Before Rorschach died, he left behind a journal detailing Veidt's plan; and although it was ultimately discovered, few believe its authenticity, and a fragile peace has remained in place. Some of those "few" who do believe it, though, are the Seventh Kavalry, who have molded themselves in Rorschach's image. The toll that keeping such a huge secret for over three decades — and of watching the truth give rise to a new wave of violent fascism that threatens to destabilize the peace she lied to protect — has clearly turned Laurie into an embittered, cynical version of her former self.
7. She Headed Off Into A Life Of Vigilantism
After watching millions murdered by Ozymandias and standing by while Manhattan killed Rorschach, Laurie and Dan gave up their former lives and went into hiding. The last time they're seen in the graphic novel, they're paying a quick visit to Sally, introducing themselves under the fake names of Sam and Sandra Hollis. As they leave Sally's home with her mother encouraging them to have children, Laurie (now Sandra) tells Dan (now Sam) that children can wait: she plans to resume her career as a vigilante… with some changes. She wants to change her name (Silk Spectre is too "girly," she says) and she wants to alter her costume to be more practical — less spandex and more leather, with an identity-obscuring mask.
What came of this renewed career in vigilantism is still unclear… beyond the fact that it apparently led to Dan's imprisonment. Something along the way clearly disillusioned Laurie, turning her against masked vigilantes to the point where she now makes a career out of apprehending and arresting them. She's even distrustful of those like Sister Night who are allowed to disguise their identities while operating under the protection of the law. Something happened to Laurie in the 30 years since the graphic novel ended. But what?
In typical Damon Lindelof fashion, every answer raises even more questions.
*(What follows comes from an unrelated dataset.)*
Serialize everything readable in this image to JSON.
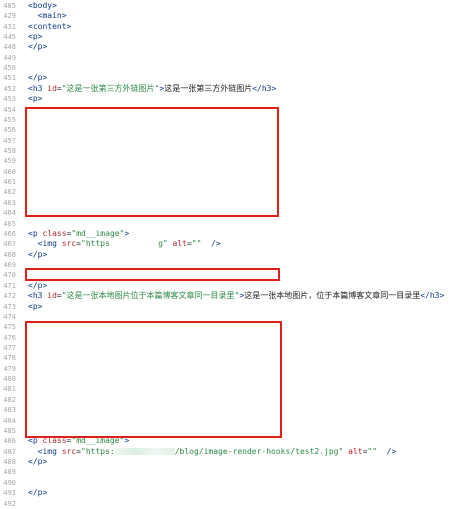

Fans may have gotten their first glimpse at what became of Silk Spectre after the final pages of Watchmen… but that answer came pre-loaded with plenty more mysteries to keep viewers intrigued for weeks to come.